Departmental Papers (CIS)

Enabling Privacy in Provenance-Aware Workflow Systems

Susan B. Davidson, University of Pennsylvania
Sanjeev Khanna, University of Pennsylvania
Sudeepa Roy, University of Pennsylvania
Julia Stoyanovich, University of Pennsylvania
Val Tannen, University of Pennsylvania
Yi Chen, Arizona State University at the Tempe Campus
Tova Milo, Tel Aviv University

Document Type Journal Article

This article is published under a Creative Commons Attribution License (, which permits distribution and reproduction in any medium as well allowing derivative works, provided that you attribute the original work to the author(s) and CIDR 2011.

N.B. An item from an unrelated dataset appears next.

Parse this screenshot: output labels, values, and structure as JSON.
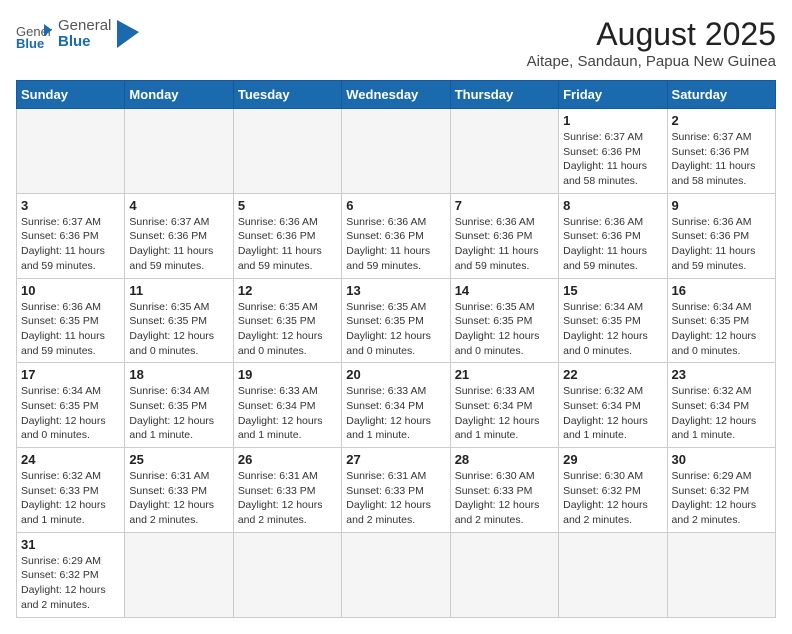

A new paradigm for creating and correcting scientific analyses is emerging, that of provenance-aware workflow systems. In such systems, repositories of workflow specifications and of provenance graphs that represent their executions will be made available as part of scientific information sharing. This will allow users to search and query both workflow specifications and their provenance graphs: Scientists who wish to perform new analyses may search workflow repositories to find specifications of interest to reuse or modify. They may also search provenance information to understand the meaning of a workflow, or to debug a specification. Finding erroneous or suspect data, a user may then ask provenance queries to determine what downstream data might have been affected, or to understand how the process failed that led to creating the data. With the increased amount of available provenance information, there is a need to efficiently search and query scientific workflows and their executions. However, workflow authors or owners may wish to keep some information in the repository confidential. For example, intermediate data within an execution may contain sensitive information, such as a social security number, a medical record, or financial information about an individual. Although users with the appropriate access level may be allowed to see such confidential data, making it available to all users, even for scientific purposes, is an unacceptable breach of privacy. Beyond data privacy, a module itself may be proprietary, and hiding its description may not be enough: users without the appropriate access level should not be able to infer its behavior if they are allowed to see the inputs and outputs of the module. Finally, details of how certain modules in the workflow are connected may be proprietary, and so showing how data is passed between modules may reveal too much of the structure of the workflow. There is thus an inherent tradeoff between the utility of the information provided in response to a search/query and the privacy guarantees that This article is published under a Creative Commons Attribution License (, which permits distribution and reproduction in any medium as well allowing derivative works, provided that you attribute the original work to the author(s) and CIDR 2011. authors/owners desire. Scientific workflows are gaining wide-spread use in life sciences applications, a domain in which privacy concerns are particularly acute. We now illustrate three types of privacy using an example from this domain. Consider a personalized disease susceptibility workflow in Fig. 1. Information such as an individual’s genetic make-up and family history of disorders, which this workflow takes as input, is highly sensitive and should not be revealed to an unauthorized user, placing stringent requirements on data privacy. Further, a workflow module may compare an individual’s genetic makeup to profiles of other patients and controls. The manner in which such historical data is aggregated and the comparison is made, is highly sensitive, pointing to the need for module privacy. Finally, the fact that disease susceptibility predictions are generated by “calibrating” an individual’s profile against profiles of others may need to be hidden, requiring that workflow structure be kept private. As recently noted in [8], “You are better off designing in security and privacy ... from the start, rather than trying to add them later.”1 We apply this principle by proposing that privacy guarantees should be integrated in the design of the search and query engines that access provenance-aware workflow repositories. Indeed, the alternative would be to create multiple repositories corresponding to different levels of access, which would lead to inconsistencies, inefficiency, and a lack of flexibility, affecting the desired techniques. This paper focuses on privacy-preserving management of provenance-aware workflow systems. We consider the formalization of privacy concerns, as well as query processing in this context. Specifically, we address issues associated with keyword-based search as well as with querying such repositories for structural patterns. To give some background on provenance-aware workflow systems, we first describe the common model for workflow specifications and their executions (Sec. 2). We then enumerate privacy concerns (Sec. 3), consider their effect on query processing, and discuss the challenges (Sec. 4).


Date Posted: 24 July 2012